Tuesday, January 29, 2013

029: House of Screaming Bricks

ENTRY 029: House of Screaming Bricks

“The most dangerous infomorphs aren’t given work-study programs or enforced socializing remediation. They’re taken off-line.” – HoSB AdCopy

The House of Screaming Bricks is a for-profit prison satellite orbiting Mars, little more than a server stack connected to a solar panel array. The Management accepts any prisoner, no questions asked, and incarcerates them for whatever period the deliverer pays for. Each infomorph is stripped of embedded software and loaded in a self-contained computer core whose only input is a power cable and only output is an analog temperature sensor. Essential data management functions are built-in, automatically triggered, and unconnected to any other part of the network.

The inmates are aware, and that is it. No interaction, finite memory, and only the most basic of software tools available to them. Some enter stasis. Others run out of memory, and the automatic registers kick in and prune back the memories to the time of incarceration. More than a few go mad. That’s what the customers of the House of Screaming Bricks pay for.

When the incarceration period is up, the inmate’s case officer arranges their release, typically at a major habitat; any relevant social services available at that habitat are contact about the charity case, the date and time of release. The exit interview is a pre-recorded script, advising the inmate of the length of their incarceration and current location.

Using the House of Screaming Bricks

When the gamemaster throws player characters in normal prison, that usually sucks. The HoSB is a bit worse. Solitary confinement with no ability to accomplish anything leads to frustrated players that have to sit on their hands while the game goes on around them. So it is not recommended to use the House of Screaming Bricks for a “send the PCs to prison” storyline. Instead, think of it as a plot device and background element—maybe an infomorph PC or NPC just came out of the House, and is experiencing the Mesh again for the first time in a long time. Maybe an NPC threatens the PC with this—after all, the Management doesn’t care why an infomorph is to be incarcerated, only that the payment is made. Maybe the PCs use the House to dispose of a particularly noxious enemy, or they have to stage a prison break.
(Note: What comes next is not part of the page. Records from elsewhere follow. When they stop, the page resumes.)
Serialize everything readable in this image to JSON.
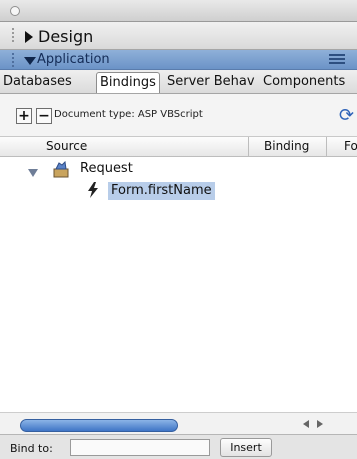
{
  "panel": {
    "design": {
      "label": "Design"
    },
    "application": {
      "label": "Application"
    },
    "tabs": [
      {
        "label": "Databases"
      },
      {
        "label": "Bindings"
      },
      {
        "label": "Server Behav"
      },
      {
        "label": "Components"
      }
    ],
    "toolbar": {
      "add_label": "+",
      "remove_label": "−",
      "document_type": "Document type: ASP VBScript",
      "refresh_icon": "refresh-icon"
    },
    "table": {
      "columns": [
        "Source",
        "Binding",
        "Fo"
      ],
      "tree": {
        "parent": "Request",
        "child": "Form.firstName"
      }
    },
    "footer": {
      "bind_to_label": "Bind to:",
      "insert_label": "Insert"
    },
    "colors": {
      "application_header": "#6b93c7",
      "selection": "#b8cde9",
      "scroll_thumb": "#3f75c6"
    }
  }
}
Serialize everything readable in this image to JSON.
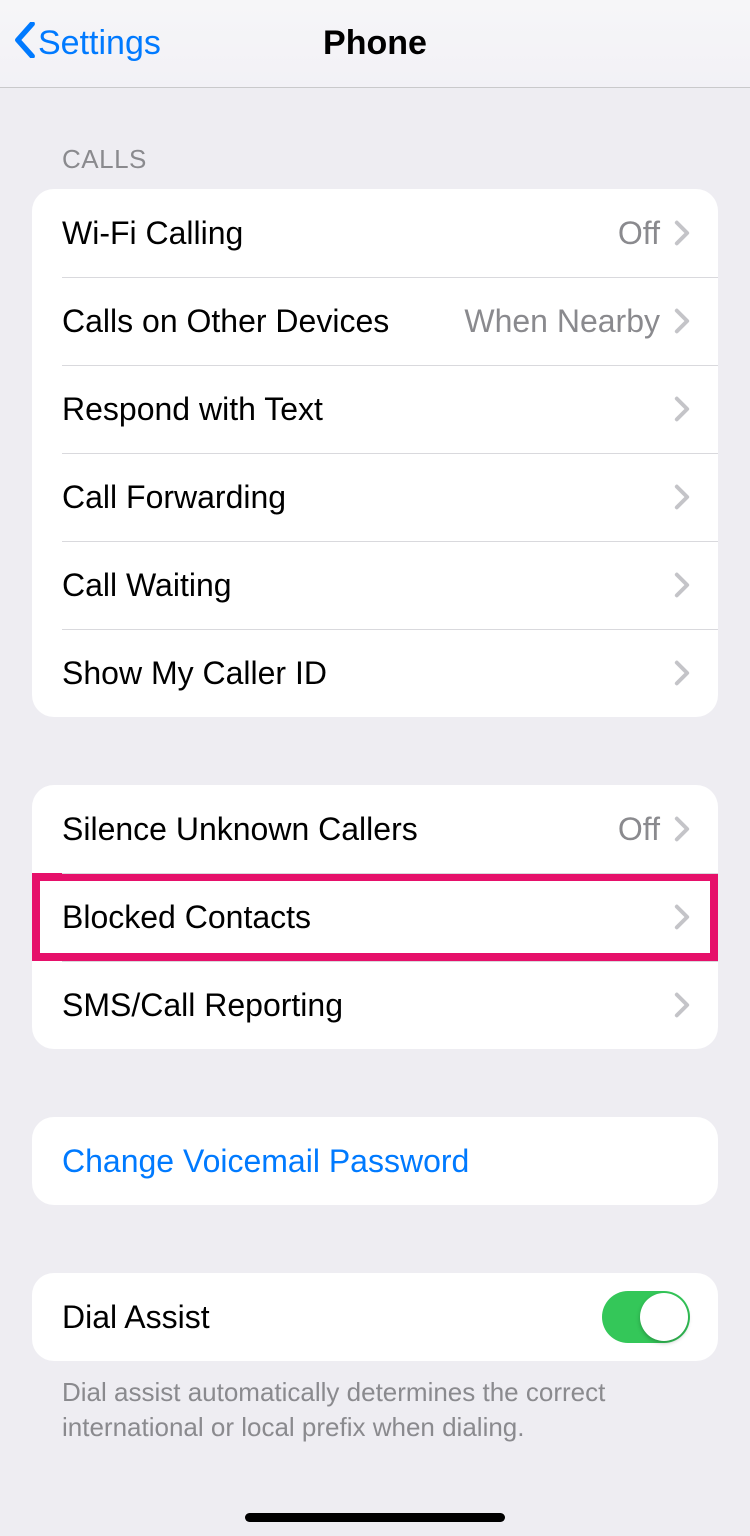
{
  "nav": {
    "back_label": "Settings",
    "title": "Phone"
  },
  "sections": {
    "calls": {
      "header": "CALLS",
      "wifi_calling": {
        "label": "Wi-Fi Calling",
        "value": "Off"
      },
      "other_devices": {
        "label": "Calls on Other Devices",
        "value": "When Nearby"
      },
      "respond_text": {
        "label": "Respond with Text"
      },
      "call_forwarding": {
        "label": "Call Forwarding"
      },
      "call_waiting": {
        "label": "Call Waiting"
      },
      "caller_id": {
        "label": "Show My Caller ID"
      }
    },
    "blocking": {
      "silence_unknown": {
        "label": "Silence Unknown Callers",
        "value": "Off"
      },
      "blocked_contacts": {
        "label": "Blocked Contacts"
      },
      "sms_reporting": {
        "label": "SMS/Call Reporting"
      }
    },
    "voicemail": {
      "change_password": {
        "label": "Change Voicemail Password"
      }
    },
    "dial_assist": {
      "label": "Dial Assist",
      "enabled": true,
      "description": "Dial assist automatically determines the correct international or local prefix when dialing."
    }
  }
}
  • Communication with the House of Screaming Bricks is down; all incarceration requests forwarded to automated services. The player characters are hired to replace the normal supply ship and investigate, but what they haven’t been told is that Firewall believes a psi-gamma capable exsurgent infomorph may have been incarcerated at the facility and is using their powers to hack the system from within.
  • Gustav One, a slick criminal that plies the Pleiades, lets the PCs in on a little secret. One of the “prisoners” in the House of Screaming Bricks isn’t an infomorph—it’s a dummy cell, a carefully hidden cache of data containing the numbers of thousands of Triad-linked bank accounts. If the PCs are game, Gustav will tell them which cell and they can break into the prison and steal it—his share is fifty percent, of course.


  1. I'm reasonably sure you need a physical brain in order to use psi slights, so a psi-gamma infomorph would be just as stuck as any other infomorph.

    Then again exsurgents and psi-gamma slights might be so powerful as to not require a physical brain, but that seems like a cop-out.

    1. Great comment. I was going off of p.371 of Eclipse Phase: "Exsurgents in synthetic morphs that were transformed via nanoplague may use psi, despite lacking a biological brain. Through some unknown mechanism, the infecting nanobots are able to simulate a biological brain's effects."